A post-tensioned concrete house of glass and sunscreens is perched above the ancient city of Athens, Greece. Built for a Greek shipping family, the house has a "kaliroma," or panoramic view of the whole city. Perched high near the top of a mountain overlooking the plain of Attica some five hundred feet below, this house is built in reinforced concrete. the sunscreens are supported by columns formed by vertical 3" boards that suggest to the eye the fluting of neoclassicism. The long sweep of the house looks out over this historic plain as it steps down he steep slope of solid rock, allowing lineal terraces to share the drama of the site through the glass walls the define the interior. The taut skin of glass is repeated by the reflective nature of this endlessly cooperative material in the nearly invisible railings at each level. The owners have an extensive and beautiful collection of 20th century Greek paintings which give the interiors a serious and calming presence while one experiences the ever changing quality of light beyond parallel stretch of the terraces.
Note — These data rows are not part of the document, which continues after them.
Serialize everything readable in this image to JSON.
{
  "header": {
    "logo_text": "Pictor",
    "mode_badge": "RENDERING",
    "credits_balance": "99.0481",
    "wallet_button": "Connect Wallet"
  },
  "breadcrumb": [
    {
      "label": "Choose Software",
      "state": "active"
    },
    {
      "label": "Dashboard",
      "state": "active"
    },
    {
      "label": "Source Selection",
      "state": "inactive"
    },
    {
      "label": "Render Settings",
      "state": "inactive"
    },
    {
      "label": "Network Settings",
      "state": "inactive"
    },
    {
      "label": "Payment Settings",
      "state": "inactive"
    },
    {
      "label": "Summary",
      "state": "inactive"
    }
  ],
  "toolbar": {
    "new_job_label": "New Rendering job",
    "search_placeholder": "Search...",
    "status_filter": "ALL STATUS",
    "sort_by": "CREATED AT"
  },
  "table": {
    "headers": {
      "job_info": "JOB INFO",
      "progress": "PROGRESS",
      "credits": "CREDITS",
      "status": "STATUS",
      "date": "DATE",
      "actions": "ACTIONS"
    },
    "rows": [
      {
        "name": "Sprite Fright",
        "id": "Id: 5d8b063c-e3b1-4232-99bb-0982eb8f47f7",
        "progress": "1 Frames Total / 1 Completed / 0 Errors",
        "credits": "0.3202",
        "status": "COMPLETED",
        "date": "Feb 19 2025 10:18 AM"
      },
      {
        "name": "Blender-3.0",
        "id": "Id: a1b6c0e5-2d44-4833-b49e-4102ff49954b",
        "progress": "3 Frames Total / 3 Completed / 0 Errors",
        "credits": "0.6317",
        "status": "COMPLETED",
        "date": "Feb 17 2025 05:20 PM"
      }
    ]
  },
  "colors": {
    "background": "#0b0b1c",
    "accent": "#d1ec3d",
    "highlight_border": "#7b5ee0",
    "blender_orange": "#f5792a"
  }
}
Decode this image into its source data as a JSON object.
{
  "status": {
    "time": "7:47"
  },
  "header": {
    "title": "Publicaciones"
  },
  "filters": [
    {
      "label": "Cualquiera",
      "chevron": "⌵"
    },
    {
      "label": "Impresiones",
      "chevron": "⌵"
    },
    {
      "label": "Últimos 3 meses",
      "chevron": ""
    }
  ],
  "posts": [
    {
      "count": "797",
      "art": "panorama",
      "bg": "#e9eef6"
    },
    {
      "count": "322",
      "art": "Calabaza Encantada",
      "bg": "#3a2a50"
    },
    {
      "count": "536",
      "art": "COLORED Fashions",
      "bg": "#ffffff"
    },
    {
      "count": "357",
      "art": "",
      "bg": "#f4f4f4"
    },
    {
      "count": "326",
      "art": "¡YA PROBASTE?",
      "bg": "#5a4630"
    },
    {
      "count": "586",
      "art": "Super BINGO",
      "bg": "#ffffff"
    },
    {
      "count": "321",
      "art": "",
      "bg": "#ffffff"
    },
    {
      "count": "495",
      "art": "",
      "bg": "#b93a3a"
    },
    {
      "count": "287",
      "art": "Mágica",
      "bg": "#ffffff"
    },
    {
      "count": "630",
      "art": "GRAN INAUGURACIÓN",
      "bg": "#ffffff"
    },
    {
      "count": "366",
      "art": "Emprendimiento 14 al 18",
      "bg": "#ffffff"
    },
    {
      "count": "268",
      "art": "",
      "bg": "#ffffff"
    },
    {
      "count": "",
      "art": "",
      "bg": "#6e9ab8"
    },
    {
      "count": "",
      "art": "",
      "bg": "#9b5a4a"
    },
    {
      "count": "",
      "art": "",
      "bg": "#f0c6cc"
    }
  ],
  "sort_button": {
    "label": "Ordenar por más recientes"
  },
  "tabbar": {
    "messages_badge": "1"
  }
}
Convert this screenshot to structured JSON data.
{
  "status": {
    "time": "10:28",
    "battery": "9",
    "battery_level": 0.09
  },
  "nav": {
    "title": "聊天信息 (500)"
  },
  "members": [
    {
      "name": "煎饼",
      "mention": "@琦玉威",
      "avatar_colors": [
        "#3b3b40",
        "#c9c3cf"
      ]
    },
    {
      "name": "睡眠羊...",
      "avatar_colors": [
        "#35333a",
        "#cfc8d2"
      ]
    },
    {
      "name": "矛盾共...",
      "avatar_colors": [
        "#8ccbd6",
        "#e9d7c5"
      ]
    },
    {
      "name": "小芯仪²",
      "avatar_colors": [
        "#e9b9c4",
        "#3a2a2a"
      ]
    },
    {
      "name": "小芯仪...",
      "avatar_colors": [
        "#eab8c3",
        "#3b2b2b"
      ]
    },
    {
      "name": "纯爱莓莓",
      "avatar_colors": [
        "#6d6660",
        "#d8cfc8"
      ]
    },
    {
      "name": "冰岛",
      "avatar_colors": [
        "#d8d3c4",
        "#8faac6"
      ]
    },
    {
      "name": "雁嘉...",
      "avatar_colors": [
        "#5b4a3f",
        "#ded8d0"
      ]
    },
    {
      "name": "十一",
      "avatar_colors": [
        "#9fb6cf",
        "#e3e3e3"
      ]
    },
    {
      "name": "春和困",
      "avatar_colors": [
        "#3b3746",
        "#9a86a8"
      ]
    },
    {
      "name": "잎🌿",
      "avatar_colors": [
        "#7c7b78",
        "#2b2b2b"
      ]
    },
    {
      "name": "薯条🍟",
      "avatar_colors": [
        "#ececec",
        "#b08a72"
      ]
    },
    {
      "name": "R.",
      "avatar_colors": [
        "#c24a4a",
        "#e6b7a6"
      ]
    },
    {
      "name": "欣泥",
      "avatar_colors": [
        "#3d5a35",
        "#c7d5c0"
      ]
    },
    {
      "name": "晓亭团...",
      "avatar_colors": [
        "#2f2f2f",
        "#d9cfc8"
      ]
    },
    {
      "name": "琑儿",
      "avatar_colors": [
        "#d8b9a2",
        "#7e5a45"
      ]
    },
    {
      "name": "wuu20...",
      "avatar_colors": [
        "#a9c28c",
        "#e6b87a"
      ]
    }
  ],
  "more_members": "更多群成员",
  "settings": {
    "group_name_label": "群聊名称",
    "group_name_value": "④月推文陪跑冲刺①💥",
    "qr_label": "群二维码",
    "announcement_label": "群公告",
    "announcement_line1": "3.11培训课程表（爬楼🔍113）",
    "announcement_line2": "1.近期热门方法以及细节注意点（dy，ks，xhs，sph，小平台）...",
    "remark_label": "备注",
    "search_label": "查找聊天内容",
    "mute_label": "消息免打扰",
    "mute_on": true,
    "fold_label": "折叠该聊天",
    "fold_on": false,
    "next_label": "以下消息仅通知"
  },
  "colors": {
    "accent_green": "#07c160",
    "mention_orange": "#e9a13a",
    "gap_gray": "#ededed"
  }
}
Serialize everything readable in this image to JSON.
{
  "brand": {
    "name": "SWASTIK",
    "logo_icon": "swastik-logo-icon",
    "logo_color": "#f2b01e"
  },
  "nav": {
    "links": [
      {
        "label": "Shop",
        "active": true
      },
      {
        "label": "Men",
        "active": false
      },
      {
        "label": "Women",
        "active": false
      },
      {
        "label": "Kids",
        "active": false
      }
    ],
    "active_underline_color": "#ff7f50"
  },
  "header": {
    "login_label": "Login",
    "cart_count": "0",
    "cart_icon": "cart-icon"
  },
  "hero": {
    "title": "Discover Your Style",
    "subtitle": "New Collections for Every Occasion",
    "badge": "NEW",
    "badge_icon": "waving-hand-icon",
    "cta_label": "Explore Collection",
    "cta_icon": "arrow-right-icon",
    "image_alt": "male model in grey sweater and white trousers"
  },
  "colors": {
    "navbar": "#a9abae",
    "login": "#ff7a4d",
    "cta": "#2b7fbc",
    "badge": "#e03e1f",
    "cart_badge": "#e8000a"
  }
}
The house actually has three more levels than the three floor plans shown on the right. The spiral stairs lead up to a dramatic smaller library/study that has the entire roof as its terrace. The lower level serve as galleries for the important private collection as well as cabanas supporting the large swimming pool and its sunny terraces carved out from the rock that forms the site. This house, like its neighbor, was designed in 1978. Because of a series of building moratoriums and Byzantine bureaucratic maneuvering they were not completed until 1992. The architect is grateful to his longtime friend and Athenian colleague, Andreas Simeon, for his patience and, in the case of the pool and sun pavilion, his design contribution as well.
Published: House Beauitful, March 1992: 78-85; Architecture, October 1992: 102-103; Architectural Recors, Sept. 1982: 112-119; New York Times, Dec 8, 1985: B8
Project Architect: Andreas Simion
Project Interior Designer: Therese Baron Gurney
Architectural Photography: Robert C. Lautman.